MADRID, Feb. 5 (EUROPA PRESS) –
Researchers have discovered a mechanism that could explain why COVID-19 patients lose their sense of smell.
Published online in the journal Cell, the new study finds that infection indirectly reduces the action of olfactory receptors (OR), proteins located on the surface of nerve cells in the nose that detect molecules associated with odours. .
Led by researchers at New York University Grossman School of Medicine and Columbia University, the new study may also shed light on the effects of COVID-19 on other types of brain cells and on other effects persistent neurological symptoms of COVID-19 such as “brain fog,” headaches, and depression.
The experiments showed that the presence of the virus near nerve cells (neurons) in the olfactory tissue triggered a surge of immune cells, microglia and T cells, which detect and counter infection.
These cells release proteins called cytokines that modify the genetic activity of olfactory nerve cells, even though the virus cannot infect them, the study authors say.
While immune cell activity would dissipate rapidly in other scenarios, in the brain, the team theorizes, immune signaling persists in a way that reduces the activity of genes needed to build olfactory receptors.
“Our findings provide the first mechanistic explanation for smell loss in COVID-19 and how this may underlie the long-standing biology of COVID-19,” said co-author Benjamin tenOever, a professor in the Department of Microbiology at NYU Langone Health. The work, added to another study by tenOever’s group, also suggests how the pandemic virus, which infects less than 1% of cells in the human body, can cause such severe damage to so many organs.”
According to the researchers, a unique symptom of COVID-19 infection is loss of smell without the nasal congestion seen in other infections such as the common cold.
In most cases, the loss of smell lasts only a few weeks, but in more than 12 percent of COVID-19 patients, olfactory dysfunction persists in the form of continued reduction in the ability to smell (hyposmia) or changes in the way the person perceives the same odor (parosmia).
To better understand COVID-19-induced loss of smell, the current authors explored the molecular consequences of SARS-CoV-2 infection in golden hamsters and in olfactory tissue taken from 23 human autopsies. Hamsters represent a good model, as they are mammals that rely more on the sense of smell than humans and are more susceptible to nasal passage infection.
The study results build on the discovery, made over many years, that the process that turns genes on involves complex three-dimensional relationships, in which sections of DNA become more or less accessible to gene-reading machinery. of the cell based on key signals, and in which some DNA strands form loops to form long-range interactions that allow stable readout of genes.
Some genes operate in chromatin “compartments” – protein complexes that house genes – that are open and active, while others are compacted and closed, as part of the “nuclear architecture.”

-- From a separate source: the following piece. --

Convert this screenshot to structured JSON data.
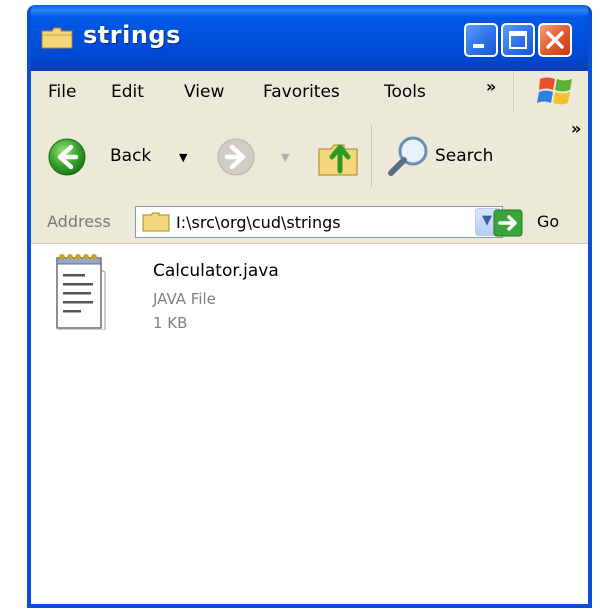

In the study, experiments confirmed that SARS-CoV-2 infection, and the immune reaction to it, decreases the ability of DNA strands in chromosomes that influence the formation of the olfactory receptor building to be open. and active, and to loop to activate gene expression.
In both hamster and human olfactory neuronal tissue, the research team detected a persistent and widespread downregulation of olfactory receptor construction.
Other work published by these authors suggests that olfactory neurons are connected to sensitive brain regions, and that ongoing immune cell reactions in the nasal cavity could influence emotions, and the ability to think clearly (cognition), which consistent with the long COVID.
Experiments conducted in hamsters and recorded over time revealed that receptor downregulation of olfactory neurons persisted after short-term changes that might affect the sense of smell had naturally recovered.
The authors state that this suggests that COVID-19 causes a more long-lasting disruption in chromosomal regulation of gene expression, representing a form of “nuclear memory” that could prevent restoration of OR transcription even after infection. elimination of SARS-CoV-2.
“The finding that the sense of smell depends on ‘fragile’ genomic interactions between chromosomes has important implications,” says tenOever.
“If olfactory gene expression ceases every time the immune system responds in certain ways that disrupt interchromosomal contacts, then the lost sense of smell could act like the ‘canary in the coal mine,’ providing any early signals that the COVID-19 virus is damaging brain tissue before other symptoms occur, and suggesting new ways to treat it,” he adds.
In a next step, the team is studying whether treating long-COVID hamsters with steroids can curb damaging immune reactions (inflammation) to protect nuclear architecture.